Dosage: RDA 320-420 mg/day

Food sources: Whole grains, spinach, nuts (almonds, cashews, peanuts), quinoa, avocado, dairy.

Several other supplements are important to consider, namely, a multivitamin, Vitamin C, and omega-3 fatty acids. These become particularly relevant when meeting nutritional needs solely through food proves challenging.


References

Antonio, J., D.G. Candow, S.C. Forbes, B. Gualano, A.R. Jagim, R.B. Kreider, E.S. Rawson, A.E. Smith-Ryan, T.A. VanDusseldorp, D.S. Willoughby, and T.N. Ziegenfuss (2021). Common questions and misconceptions about creatine supplementation: What does the scientific evidence really show? J. Int. Soc. Sports Nutr. 18:1–17.

Burke, R., A. Piñero, M. Coleman, A. Mohan, M. Sapuppo, F. Augustin, A.A. Aragon, D.G. Candow, S.C. Forbes, P. Swinton, and B.J. Schoenfeld (2023). The effects of creatine supplementation combined with resistance training on regional measures of muscle hypertrophy: A systematic review with meta-analysis.
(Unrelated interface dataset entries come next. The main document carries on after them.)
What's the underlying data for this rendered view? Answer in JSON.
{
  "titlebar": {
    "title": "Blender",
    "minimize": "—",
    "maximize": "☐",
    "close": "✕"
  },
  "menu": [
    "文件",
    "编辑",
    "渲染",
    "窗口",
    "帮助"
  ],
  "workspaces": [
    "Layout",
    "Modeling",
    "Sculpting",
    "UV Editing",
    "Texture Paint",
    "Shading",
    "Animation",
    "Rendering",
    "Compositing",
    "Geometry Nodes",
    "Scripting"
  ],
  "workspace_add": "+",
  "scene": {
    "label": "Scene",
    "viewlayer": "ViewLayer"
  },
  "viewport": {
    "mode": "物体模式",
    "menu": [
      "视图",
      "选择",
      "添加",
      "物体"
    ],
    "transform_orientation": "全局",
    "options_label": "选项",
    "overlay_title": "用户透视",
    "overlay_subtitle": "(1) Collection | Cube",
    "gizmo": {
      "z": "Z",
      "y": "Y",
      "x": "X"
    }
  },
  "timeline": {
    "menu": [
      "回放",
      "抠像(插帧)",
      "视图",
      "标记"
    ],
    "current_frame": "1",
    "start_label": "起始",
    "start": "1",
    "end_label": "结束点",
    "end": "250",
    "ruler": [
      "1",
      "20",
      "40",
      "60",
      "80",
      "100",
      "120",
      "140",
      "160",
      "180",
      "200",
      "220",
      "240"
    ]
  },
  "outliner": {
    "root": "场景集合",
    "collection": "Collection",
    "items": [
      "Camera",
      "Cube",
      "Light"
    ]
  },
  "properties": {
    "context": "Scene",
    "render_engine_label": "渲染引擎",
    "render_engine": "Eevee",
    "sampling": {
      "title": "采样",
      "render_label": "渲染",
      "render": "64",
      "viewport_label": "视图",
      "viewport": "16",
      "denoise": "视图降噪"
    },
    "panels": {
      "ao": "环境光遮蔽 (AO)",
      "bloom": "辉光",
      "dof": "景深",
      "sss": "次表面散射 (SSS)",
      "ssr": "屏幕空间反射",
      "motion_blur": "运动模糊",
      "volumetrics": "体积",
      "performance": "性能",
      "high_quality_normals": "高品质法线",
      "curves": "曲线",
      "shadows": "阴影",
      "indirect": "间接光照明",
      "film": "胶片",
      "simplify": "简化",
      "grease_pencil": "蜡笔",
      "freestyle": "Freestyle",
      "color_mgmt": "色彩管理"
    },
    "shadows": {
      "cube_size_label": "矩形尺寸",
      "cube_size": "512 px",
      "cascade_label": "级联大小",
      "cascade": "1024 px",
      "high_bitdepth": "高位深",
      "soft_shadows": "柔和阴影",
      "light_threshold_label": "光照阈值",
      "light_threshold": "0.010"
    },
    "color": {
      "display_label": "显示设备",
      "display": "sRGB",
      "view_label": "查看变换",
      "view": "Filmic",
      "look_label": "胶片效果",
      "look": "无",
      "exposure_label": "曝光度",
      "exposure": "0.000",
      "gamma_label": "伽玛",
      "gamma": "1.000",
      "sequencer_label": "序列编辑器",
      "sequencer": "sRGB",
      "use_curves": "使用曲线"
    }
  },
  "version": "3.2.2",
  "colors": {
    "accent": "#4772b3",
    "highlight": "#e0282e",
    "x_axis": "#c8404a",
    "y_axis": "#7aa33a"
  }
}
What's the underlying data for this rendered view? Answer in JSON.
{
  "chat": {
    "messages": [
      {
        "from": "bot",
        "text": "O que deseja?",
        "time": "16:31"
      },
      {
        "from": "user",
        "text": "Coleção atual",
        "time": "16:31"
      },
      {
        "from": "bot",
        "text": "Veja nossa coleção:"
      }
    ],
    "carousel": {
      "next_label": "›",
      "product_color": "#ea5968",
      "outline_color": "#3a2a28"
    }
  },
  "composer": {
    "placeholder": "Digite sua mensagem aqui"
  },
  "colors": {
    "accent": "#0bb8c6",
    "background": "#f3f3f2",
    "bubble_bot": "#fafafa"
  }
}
Nutrients 15:2116.

Jones AM, Thompson C, Wylie LJ, Vanhatalo A. Dietary Nitrate and Physical Performance. Annu Rev Nutr. 2018 Aug 21;38:303-328. doi: 10.1146/annurev-nutr-082117-051622. PMID: 30130468.

Kaviani, M., K. Shaw, and P. Chilibeck (2020). Benefits of creatine supplementation for vegetarians compared to omnivorous athletes: A systematic review. Int. J. Environ. Res. Public Health 17:3041.

Koehler K, Braun H, Achtzehn S, Hildebrand U, Predel H-G, Mester J, Schänzer W (2012) Iron status in elite young athletes: gender- dependent influences of diet and exercise. Eur J Appl Physiol 112(2):513–523.

Maughan, R. J., Burke, L. M., Dvorak, J., Larson-Meyer, D. E., Peeling, P., et al. (2018). IOC Consensus Statement: Dietary Supplements and the High-Performance Athlete, International Journal of Sport Nutrition and Exercise Metabolism, 28(2), 104-125. 

Morton RW, Murphy KT, McKellar SR, Schoenfeld BJ, Henselmans M, Helms E, Aragon AA, Devries MC, Banfield L, Krieger JW, Phillips SM. A systematic review, meta-analysis and meta-regression of the effect of protein supplementation on resistance training-induced gains in muscle mass and strength in healthy adults. Br J Sports Med. 2018 Mar;52(6):376-384. doi: 10.1136/bjsports-2017-097608. Epub 2017 Jul 11. Erratum in: Br J Sports Med. 2020 Oct;54(19):e7. PMID: 28698222; PMCID: PMC5867436.

Shaw G, Lee-Barthel A, Ross ML, Wang B, Baar K. Vitamin C-enriched gelatin supplementation before intermittent activity augments collagen synthesis. Am J Clin Nutr. 2017 Jan;105(1):136-143. doi: 10.3945/ajcn.116.138594. Epub 2016 Nov 16. PMID: 27852613; PMCID: PMC5183725.

Stellingwerff, T., Bovim, I. M., & Whitfield, J. (2019). Contemporary Nutrition Interventions to Optimize Performance in Middle-Distance Runners, International Journal of Sport Nutrition and Exercise Metabolism, 29(2), 106-116.

​​Wylie, L., Bailey, S., Kelly, J., Blackwell, J., Vanhatalo, A., Jones, A., Wylie, L. J., Bailey, S. J., Blackwell, J. R., & Jones, A. M. (2016). Influence of beetroot juice supplementation on intermittent exercise performance. European Journal of Applied Physiology, 116(2), 415–425. 

Wyss, M., and R. Kaddurah-Daouk (2000). Creatine and creatinine metabolism. Physiol. Rev. 80:1107–1213.